*RECORDED INFORMATION*:

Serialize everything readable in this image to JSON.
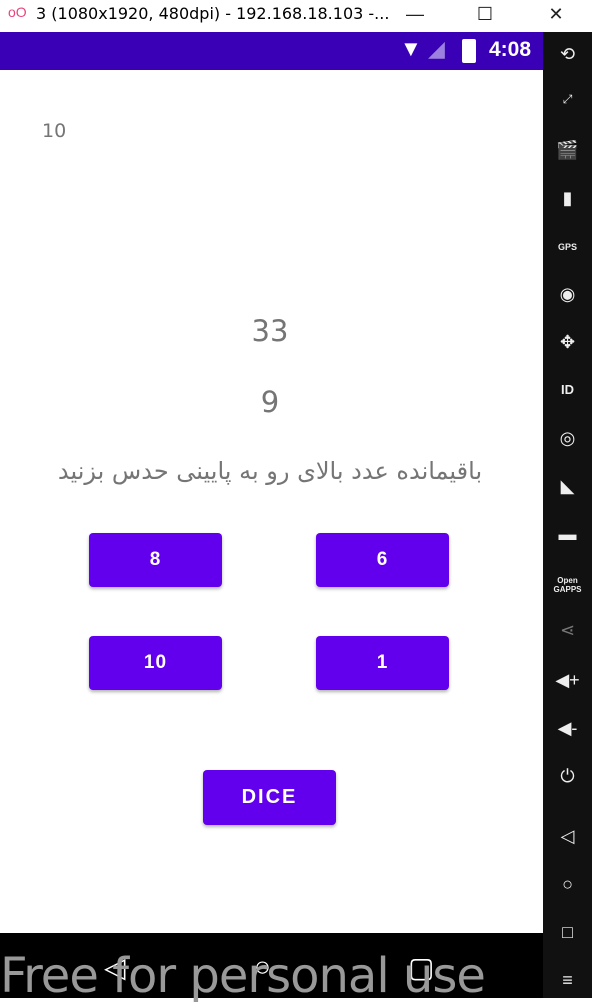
{
  "window": {
    "title": "3 (1080x1920, 480dpi) - 192.168.18.103 -...",
    "minimize": "—",
    "maximize": "☐",
    "close": "✕"
  },
  "status_bar": {
    "time": "4:08"
  },
  "app": {
    "corner_value": "10",
    "top_number": "33",
    "bottom_number": "9",
    "prompt": "باقیمانده عدد بالای رو به پایینی حدس بزنید",
    "options": [
      "8",
      "6",
      "10",
      "1"
    ],
    "dice_label": "DICE"
  },
  "colors": {
    "button": "#6200ee",
    "status_bar": "#3a00b5"
  },
  "sidebar_icons": [
    "rotate-icon",
    "one-to-one-icon",
    "clapperboard-icon",
    "battery-icon",
    "gps-icon",
    "camera-icon",
    "move-icon",
    "id-icon",
    "disc-icon",
    "cast-icon",
    "message-icon",
    "opengapps-icon",
    "share-icon",
    "volume-up-icon",
    "volume-down-icon",
    "power-icon",
    "back-icon",
    "home-icon",
    "recents-icon",
    "menu-icon"
  ],
  "sidebar_labels": {
    "gps": "GPS",
    "id": "ID",
    "opengapps": "Open GAPPS"
  },
  "watermark": "Free for personal use"
}
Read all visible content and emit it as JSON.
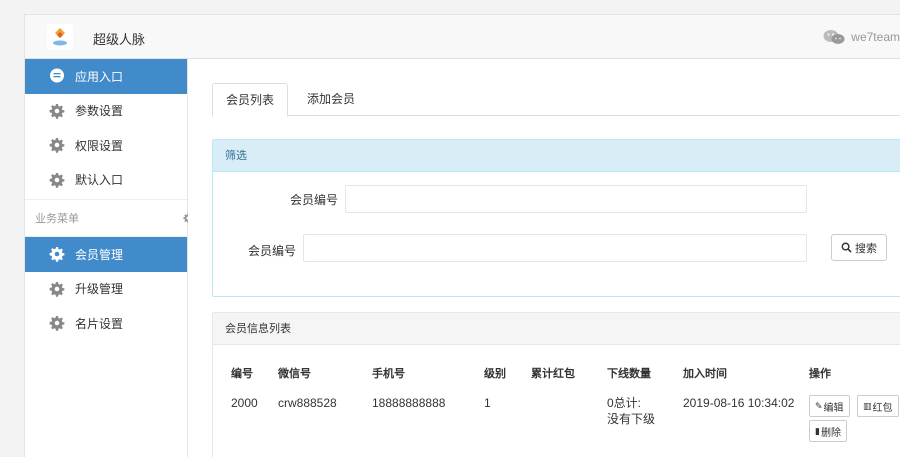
{
  "header": {
    "app_title": "超级人脉",
    "account": "we7team"
  },
  "sidebar": {
    "items": [
      {
        "label": "应用入口",
        "icon": "chat-bubble-icon",
        "active": true
      },
      {
        "label": "参数设置",
        "icon": "gear-icon"
      },
      {
        "label": "权限设置",
        "icon": "gear-icon"
      },
      {
        "label": "默认入口",
        "icon": "gear-icon"
      }
    ],
    "section_label": "业务菜单",
    "business_items": [
      {
        "label": "会员管理",
        "icon": "gear-icon",
        "active": true
      },
      {
        "label": "升级管理",
        "icon": "gear-icon"
      },
      {
        "label": "名片设置",
        "icon": "gear-icon"
      }
    ]
  },
  "tabs": [
    "会员列表",
    "添加会员"
  ],
  "filter": {
    "title": "筛选",
    "field1_label": "会员编号",
    "field2_label": "会员编号",
    "search_label": "搜索"
  },
  "member_list": {
    "title": "会员信息列表",
    "columns": [
      "编号",
      "微信号",
      "手机号",
      "级别",
      "累计红包",
      "下线数量",
      "加入时间",
      "操作"
    ],
    "rows": [
      {
        "id": "2000",
        "wechat": "crw888528",
        "phone": "18888888888",
        "level": "1",
        "red_packet": "",
        "downline_total": "0总计:",
        "downline_note": "没有下级",
        "joined": "2019-08-16 10:34:02",
        "ops": {
          "edit": "编辑",
          "red": "红包",
          "delete": "删除"
        }
      }
    ]
  },
  "colors": {
    "accent": "#428bca",
    "info_bg": "#d9edf7",
    "info_border": "#bce8f1",
    "info_text": "#31708f"
  }
}
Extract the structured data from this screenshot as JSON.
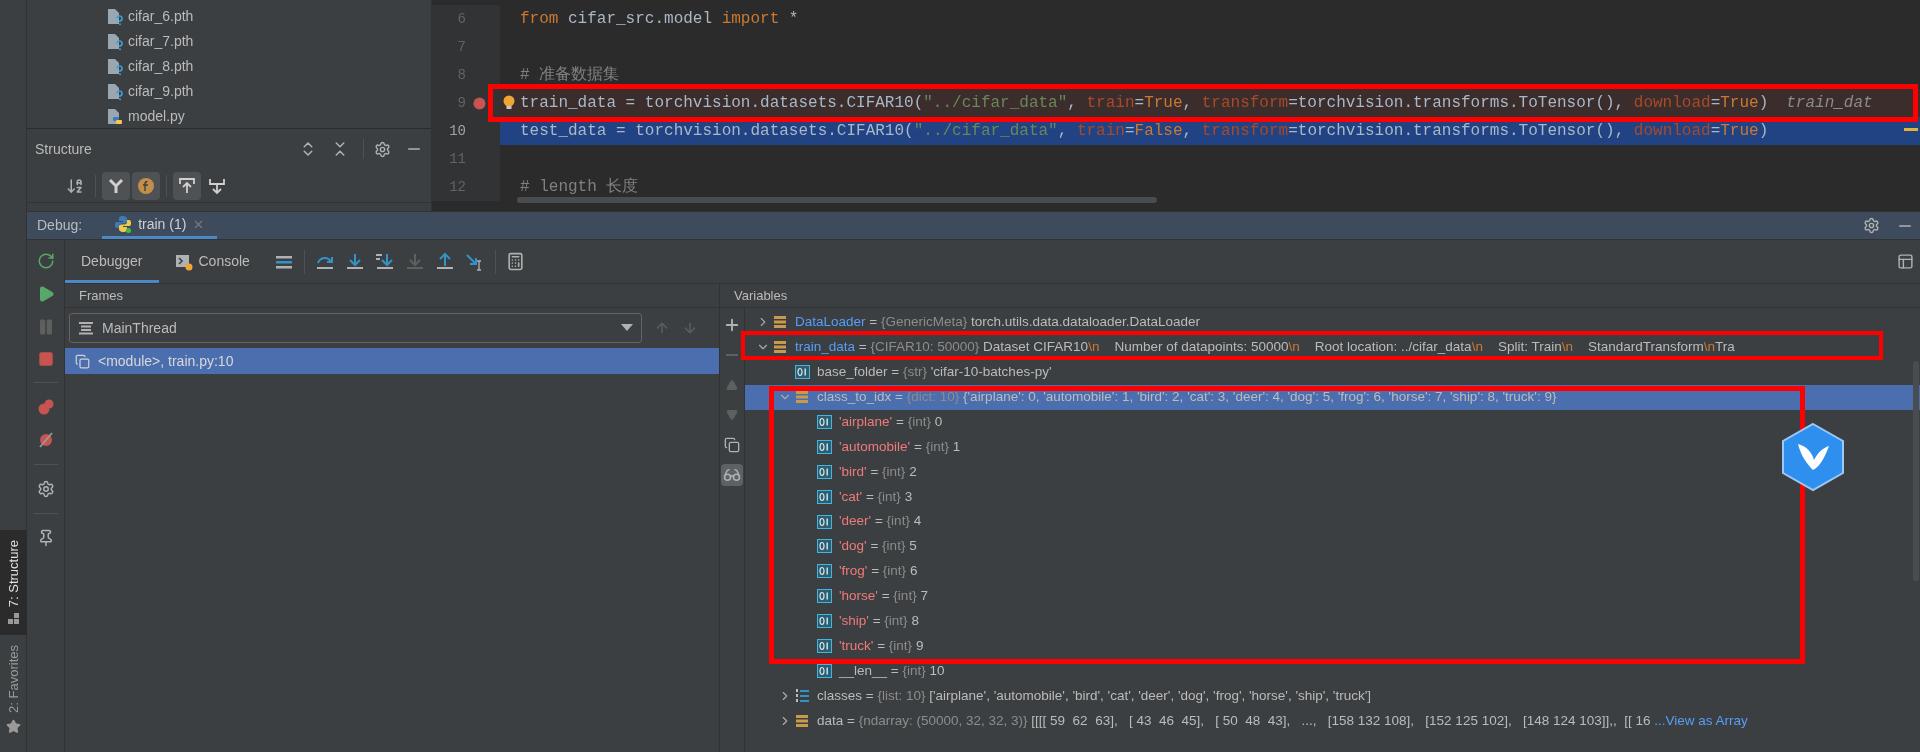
{
  "project_tree": {
    "files": [
      {
        "name": "cifar_6.pth",
        "kind": "unknown"
      },
      {
        "name": "cifar_7.pth",
        "kind": "unknown"
      },
      {
        "name": "cifar_8.pth",
        "kind": "unknown"
      },
      {
        "name": "cifar_9.pth",
        "kind": "unknown"
      },
      {
        "name": "model.py",
        "kind": "python"
      }
    ]
  },
  "structure": {
    "title": "Structure",
    "toolbar": [
      {
        "kind": "sort",
        "on": false
      },
      {
        "kind": "inherited",
        "on": true
      },
      {
        "kind": "fields",
        "on": true
      },
      {
        "kind": "anchor_up",
        "on": true
      },
      {
        "kind": "anchor_down",
        "on": false
      }
    ]
  },
  "editor": {
    "lines": [
      {
        "number": "6",
        "breakpoint": false,
        "current": false,
        "bulb": false,
        "tokens": [
          {
            "text": "from",
            "kind": "keyword"
          },
          {
            "text": " cifar_src.model ",
            "kind": "plain"
          },
          {
            "text": "import",
            "kind": "keyword"
          },
          {
            "text": " *",
            "kind": "plain"
          }
        ]
      },
      {
        "number": "7",
        "breakpoint": false,
        "current": false,
        "bulb": false
      },
      {
        "number": "8",
        "breakpoint": false,
        "current": false,
        "bulb": false,
        "tokens": [
          {
            "text": "# 准备数据集",
            "kind": "comment"
          }
        ]
      },
      {
        "number": "9",
        "breakpoint": true,
        "current": false,
        "bulb": true,
        "hint": "train_dat",
        "tokens": [
          {
            "text": "train_data = torchvision.datasets.CIFAR10(",
            "kind": "plain"
          },
          {
            "text": "\"../cifar_data\"",
            "kind": "string"
          },
          {
            "text": ", ",
            "kind": "plain"
          },
          {
            "text": "train",
            "kind": "param"
          },
          {
            "text": "=",
            "kind": "plain"
          },
          {
            "text": "True",
            "kind": "keyword"
          },
          {
            "text": ", ",
            "kind": "plain"
          },
          {
            "text": "transform",
            "kind": "param"
          },
          {
            "text": "=torchvision.transforms.ToTensor(), ",
            "kind": "plain"
          },
          {
            "text": "download",
            "kind": "param"
          },
          {
            "text": "=",
            "kind": "plain"
          },
          {
            "text": "True",
            "kind": "keyword"
          },
          {
            "text": ")",
            "kind": "plain"
          }
        ]
      },
      {
        "number": "10",
        "breakpoint": false,
        "current": true,
        "bulb": false,
        "tokens": [
          {
            "text": "test_data = torchvision.datasets.CIFAR10(",
            "kind": "plain"
          },
          {
            "text": "\"../cifar_data\"",
            "kind": "string"
          },
          {
            "text": ", ",
            "kind": "plain"
          },
          {
            "text": "train",
            "kind": "param"
          },
          {
            "text": "=",
            "kind": "plain"
          },
          {
            "text": "False",
            "kind": "keyword"
          },
          {
            "text": ", ",
            "kind": "plain"
          },
          {
            "text": "transform",
            "kind": "param"
          },
          {
            "text": "=torchvision.transforms.ToTensor(), ",
            "kind": "plain"
          },
          {
            "text": "download",
            "kind": "param"
          },
          {
            "text": "=",
            "kind": "plain"
          },
          {
            "text": "True",
            "kind": "keyword"
          },
          {
            "text": ")",
            "kind": "plain"
          }
        ]
      },
      {
        "number": "11",
        "breakpoint": false,
        "current": false,
        "bulb": false
      },
      {
        "number": "12",
        "breakpoint": false,
        "current": false,
        "bulb": false,
        "tokens": [
          {
            "text": "# length 长度",
            "kind": "comment"
          }
        ]
      }
    ]
  },
  "side_tabs": [
    {
      "label": "7: Structure",
      "kind": "structure",
      "selected": true
    },
    {
      "label": "2: Favorites",
      "kind": "favorites",
      "selected": false
    }
  ],
  "debug": {
    "label": "Debug:",
    "tabs": [
      {
        "label": "train (1)",
        "selected": true
      }
    ],
    "controls": [
      {
        "kind": "rerun",
        "disabled": false
      },
      {
        "kind": "resume",
        "disabled": false
      },
      {
        "kind": "pause",
        "disabled": true
      },
      {
        "kind": "stop",
        "disabled": false
      },
      {
        "kind": "breakpoints",
        "disabled": false
      },
      {
        "kind": "mute",
        "disabled": false
      },
      {
        "kind": "settings",
        "disabled": false
      },
      {
        "kind": "pin",
        "disabled": false
      }
    ],
    "views": [
      {
        "label": "Debugger",
        "kind": "debugger",
        "selected": true
      },
      {
        "label": "Console",
        "kind": "console",
        "selected": false
      }
    ],
    "actions": [
      {
        "kind": "execution_point",
        "disabled": false
      },
      {
        "kind": "step_over",
        "disabled": false
      },
      {
        "kind": "step_into",
        "disabled": false
      },
      {
        "kind": "step_into_my_code",
        "disabled": false
      },
      {
        "kind": "force_step_into",
        "disabled": true
      },
      {
        "kind": "step_out",
        "disabled": false
      },
      {
        "kind": "run_to_cursor",
        "disabled": false
      },
      {
        "kind": "evaluate",
        "disabled": false
      }
    ]
  },
  "frames": {
    "title": "Frames",
    "thread": "MainThread",
    "items": [
      {
        "label": "<module>, train.py:10",
        "selected": true
      }
    ]
  },
  "variables": {
    "title": "Variables",
    "toolbar": [
      {
        "kind": "add",
        "disabled": false,
        "on": false
      },
      {
        "kind": "remove",
        "disabled": true,
        "on": false
      },
      {
        "kind": "up",
        "disabled": true,
        "on": false
      },
      {
        "kind": "down",
        "disabled": true,
        "on": false
      },
      {
        "kind": "copy",
        "disabled": false,
        "on": false
      },
      {
        "kind": "watches",
        "disabled": false,
        "on": true
      }
    ],
    "rows": [
      {
        "name": "DataLoader",
        "color": "#589df6",
        "kind": "object",
        "separator": "=",
        "type": "{GenericMeta}",
        "value": "torch.utils.data.dataloader.DataLoader",
        "expanded": false,
        "selected": false
      },
      {
        "name": "train_data",
        "color": "#589df6",
        "kind": "object",
        "separator": "=",
        "type": "{CIFAR10: 50000}",
        "value_parts": [
          {
            "text": "Dataset CIFAR10",
            "kind": "plain"
          },
          {
            "text": "\\n",
            "kind": "escape"
          },
          {
            "text": "    Number of datapoints: 50000",
            "kind": "plain"
          },
          {
            "text": "\\n",
            "kind": "escape"
          },
          {
            "text": "    Root location: ../cifar_data",
            "kind": "plain"
          },
          {
            "text": "\\n",
            "kind": "escape"
          },
          {
            "text": "    Split: Train",
            "kind": "plain"
          },
          {
            "text": "\\n",
            "kind": "escape"
          },
          {
            "text": "    StandardTransform",
            "kind": "plain"
          },
          {
            "text": "\\n",
            "kind": "escape"
          },
          {
            "text": "Tra",
            "kind": "plain"
          }
        ],
        "expanded": true,
        "selected": false,
        "children": [
          {
            "name": "base_folder",
            "color": "#bbbbbb",
            "kind": "scalar",
            "separator": "=",
            "type": "{str}",
            "value": "'cifar-10-batches-py'",
            "selected": false
          },
          {
            "name": "class_to_idx",
            "color": "#bbbbbb",
            "kind": "object",
            "separator": "=",
            "type": "{dict: 10}",
            "value": "{'airplane': 0, 'automobile': 1, 'bird': 2, 'cat': 3, 'deer': 4, 'dog': 5, 'frog': 6, 'horse': 7, 'ship': 8, 'truck': 9}",
            "expanded": true,
            "selected": true,
            "children": [
              {
                "name": "'airplane'",
                "color": "#f07a7a",
                "kind": "scalar",
                "separator": "=",
                "type": "{int}",
                "value": "0",
                "selected": false
              },
              {
                "name": "'automobile'",
                "color": "#f07a7a",
                "kind": "scalar",
                "separator": "=",
                "type": "{int}",
                "value": "1",
                "selected": false
              },
              {
                "name": "'bird'",
                "color": "#f07a7a",
                "kind": "scalar",
                "separator": "=",
                "type": "{int}",
                "value": "2",
                "selected": false
              },
              {
                "name": "'cat'",
                "color": "#f07a7a",
                "kind": "scalar",
                "separator": "=",
                "type": "{int}",
                "value": "3",
                "selected": false
              },
              {
                "name": "'deer'",
                "color": "#f07a7a",
                "kind": "scalar",
                "separator": "=",
                "type": "{int}",
                "value": "4",
                "selected": false
              },
              {
                "name": "'dog'",
                "color": "#f07a7a",
                "kind": "scalar",
                "separator": "=",
                "type": "{int}",
                "value": "5",
                "selected": false
              },
              {
                "name": "'frog'",
                "color": "#f07a7a",
                "kind": "scalar",
                "separator": "=",
                "type": "{int}",
                "value": "6",
                "selected": false
              },
              {
                "name": "'horse'",
                "color": "#f07a7a",
                "kind": "scalar",
                "separator": "=",
                "type": "{int}",
                "value": "7",
                "selected": false
              },
              {
                "name": "'ship'",
                "color": "#f07a7a",
                "kind": "scalar",
                "separator": "=",
                "type": "{int}",
                "value": "8",
                "selected": false
              },
              {
                "name": "'truck'",
                "color": "#f07a7a",
                "kind": "scalar",
                "separator": "=",
                "type": "{int}",
                "value": "9",
                "selected": false
              },
              {
                "name": "__len__",
                "color": "#bbbbbb",
                "kind": "scalar",
                "separator": "=",
                "type": "{int}",
                "value": "10",
                "selected": false
              }
            ]
          },
          {
            "name": "classes",
            "color": "#bbbbbb",
            "kind": "list",
            "separator": "=",
            "type": "{list: 10}",
            "value": "['airplane', 'automobile', 'bird', 'cat', 'deer', 'dog', 'frog', 'horse', 'ship', 'truck']",
            "expanded": false,
            "selected": false
          },
          {
            "name": "data",
            "color": "#bbbbbb",
            "kind": "object",
            "separator": "=",
            "type": "{ndarray: (50000, 32, 32, 3)}",
            "value": "[[[[ 59  62  63],   [ 43  46  45],   [ 50  48  43],   ...,   [158 132 108],   [152 125 102],   [148 124 103]],,  [[ 16 ",
            "link": "...View as Array",
            "expanded": false,
            "selected": false
          }
        ]
      }
    ]
  }
}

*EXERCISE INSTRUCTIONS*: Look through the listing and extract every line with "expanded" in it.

*ANSWER FOR THE TASK*:
        "expanded": false,
        "expanded": true,
            "expanded": true,
            "expanded": false,
            "expanded": false,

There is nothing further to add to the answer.